| Given data |
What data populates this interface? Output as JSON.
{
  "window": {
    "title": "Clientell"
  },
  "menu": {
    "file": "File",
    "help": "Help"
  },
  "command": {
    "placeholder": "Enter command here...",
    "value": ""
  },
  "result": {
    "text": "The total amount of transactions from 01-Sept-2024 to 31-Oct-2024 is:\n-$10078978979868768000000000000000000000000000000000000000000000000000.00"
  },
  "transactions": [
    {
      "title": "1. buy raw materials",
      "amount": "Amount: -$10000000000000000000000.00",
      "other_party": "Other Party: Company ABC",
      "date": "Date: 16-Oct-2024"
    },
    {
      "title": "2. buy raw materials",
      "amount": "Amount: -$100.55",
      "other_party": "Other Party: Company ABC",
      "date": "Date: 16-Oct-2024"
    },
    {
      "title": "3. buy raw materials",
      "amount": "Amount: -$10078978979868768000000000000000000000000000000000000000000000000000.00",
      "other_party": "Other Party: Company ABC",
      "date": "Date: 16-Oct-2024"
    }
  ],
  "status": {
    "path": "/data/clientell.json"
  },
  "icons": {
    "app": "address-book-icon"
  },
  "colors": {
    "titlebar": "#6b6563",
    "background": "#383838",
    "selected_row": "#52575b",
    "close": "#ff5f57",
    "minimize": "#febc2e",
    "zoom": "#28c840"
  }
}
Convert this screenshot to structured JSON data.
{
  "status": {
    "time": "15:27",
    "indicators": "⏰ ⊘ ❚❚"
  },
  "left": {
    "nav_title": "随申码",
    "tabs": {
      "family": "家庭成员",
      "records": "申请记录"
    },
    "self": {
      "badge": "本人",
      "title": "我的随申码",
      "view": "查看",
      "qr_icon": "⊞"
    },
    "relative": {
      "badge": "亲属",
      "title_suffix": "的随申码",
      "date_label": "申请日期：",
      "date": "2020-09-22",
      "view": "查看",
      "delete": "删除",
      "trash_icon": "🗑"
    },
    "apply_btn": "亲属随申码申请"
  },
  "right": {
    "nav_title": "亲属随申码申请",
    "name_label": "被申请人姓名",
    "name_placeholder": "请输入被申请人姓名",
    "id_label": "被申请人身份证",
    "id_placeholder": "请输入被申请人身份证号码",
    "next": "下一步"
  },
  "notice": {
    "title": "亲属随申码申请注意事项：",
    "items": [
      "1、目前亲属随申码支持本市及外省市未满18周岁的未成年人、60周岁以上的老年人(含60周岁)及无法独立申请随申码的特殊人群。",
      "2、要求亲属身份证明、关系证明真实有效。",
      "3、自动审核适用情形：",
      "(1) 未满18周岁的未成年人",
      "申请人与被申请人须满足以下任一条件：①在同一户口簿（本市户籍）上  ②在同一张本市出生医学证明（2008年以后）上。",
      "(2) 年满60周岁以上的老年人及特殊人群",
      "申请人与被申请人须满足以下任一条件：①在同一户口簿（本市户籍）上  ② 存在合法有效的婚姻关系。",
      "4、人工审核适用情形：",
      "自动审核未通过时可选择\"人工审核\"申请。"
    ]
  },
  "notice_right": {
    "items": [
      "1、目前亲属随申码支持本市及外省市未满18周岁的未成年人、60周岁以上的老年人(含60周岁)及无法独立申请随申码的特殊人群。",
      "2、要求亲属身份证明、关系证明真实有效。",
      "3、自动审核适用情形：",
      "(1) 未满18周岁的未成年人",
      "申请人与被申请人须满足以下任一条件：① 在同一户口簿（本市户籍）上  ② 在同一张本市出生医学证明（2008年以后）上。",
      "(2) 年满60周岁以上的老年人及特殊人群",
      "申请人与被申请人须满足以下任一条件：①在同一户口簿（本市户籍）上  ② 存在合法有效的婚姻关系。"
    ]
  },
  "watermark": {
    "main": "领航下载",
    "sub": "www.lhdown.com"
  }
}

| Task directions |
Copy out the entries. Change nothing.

| Answer space |
What data populates this interface? Output as JSON.
{
  "window": {
    "title": "Clientell"
  },
  "menu": {
    "file": "File",
    "help": "Help"
  },
  "command": {
    "placeholder": "Enter command here...",
    "value": ""
  },
  "result": {
    "text": "The total amount of transactions from 01-Sept-2024 to 31-Oct-2024 is:\n-$10078978979868768000000000000000000000000000000000000000000000000000.00"
  },
  "transactions": [
    {
      "title": "1. buy raw materials",
      "amount": "Amount: -$10000000000000000000000.00",
      "other_party": "Other Party: Company ABC",
      "date": "Date: 16-Oct-2024"
    },
    {
      "title": "2. buy raw materials",
      "amount": "Amount: -$100.55",
      "other_party": "Other Party: Company ABC",
      "date": "Date: 16-Oct-2024"
    },
    {
      "title": "3. buy raw materials",
      "amount": "Amount: -$10078978979868768000000000000000000000000000000000000000000000000000.00",
      "other_party": "Other Party: Company ABC",
      "date": "Date: 16-Oct-2024"
    }
  ],
  "status": {
    "path": "/data/clientell.json"
  },
  "icons": {
    "app": "address-book-icon"
  },
  "colors": {
    "titlebar": "#6b6563",
    "background": "#383838",
    "selected_row": "#52575b",
    "close": "#ff5f57",
    "minimize": "#febc2e",
    "zoom": "#28c840"
  }
}
Convert this screenshot to structured JSON data.
{
  "status": {
    "time": "15:27",
    "indicators": "⏰ ⊘ ❚❚"
  },
  "left": {
    "nav_title": "随申码",
    "tabs": {
      "family": "家庭成员",
      "records": "申请记录"
    },
    "self": {
      "badge": "本人",
      "title": "我的随申码",
      "view": "查看",
      "qr_icon": "⊞"
    },
    "relative": {
      "badge": "亲属",
      "title_suffix": "的随申码",
      "date_label": "申请日期：",
      "date": "2020-09-22",
      "view": "查看",
      "delete": "删除",
      "trash_icon": "🗑"
    },
    "apply_btn": "亲属随申码申请"
  },
  "right": {
    "nav_title": "亲属随申码申请",
    "name_label": "被申请人姓名",
    "name_placeholder": "请输入被申请人姓名",
    "id_label": "被申请人身份证",
    "id_placeholder": "请输入被申请人身份证号码",
    "next": "下一步"
  },
  "notice": {
    "title": "亲属随申码申请注意事项：",
    "items": [
      "1、目前亲属随申码支持本市及外省市未满18周岁的未成年人、60周岁以上的老年人(含60周岁)及无法独立申请随申码的特殊人群。",
      "2、要求亲属身份证明、关系证明真实有效。",
      "3、自动审核适用情形：",
      "(1) 未满18周岁的未成年人",
      "申请人与被申请人须满足以下任一条件：①在同一户口簿（本市户籍）上  ②在同一张本市出生医学证明（2008年以后）上。",
      "(2) 年满60周岁以上的老年人及特殊人群",
      "申请人与被申请人须满足以下任一条件：①在同一户口簿（本市户籍）上  ② 存在合法有效的婚姻关系。",
      "4、人工审核适用情形：",
      "自动审核未通过时可选择\"人工审核\"申请。"
    ]
  },
  "notice_right": {
    "items": [
      "1、目前亲属随申码支持本市及外省市未满18周岁的未成年人、60周岁以上的老年人(含60周岁)及无法独立申请随申码的特殊人群。",
      "2、要求亲属身份证明、关系证明真实有效。",
      "3、自动审核适用情形：",
      "(1) 未满18周岁的未成年人",
      "申请人与被申请人须满足以下任一条件：① 在同一户口簿（本市户籍）上  ② 在同一张本市出生医学证明（2008年以后）上。",
      "(2) 年满60周岁以上的老年人及特殊人群",
      "申请人与被申请人须满足以下任一条件：①在同一户口簿（本市户籍）上  ② 存在合法有效的婚姻关系。"
    ]
  },
  "watermark": {
    "main": "领航下载",
    "sub": "www.lhdown.com"
  }
}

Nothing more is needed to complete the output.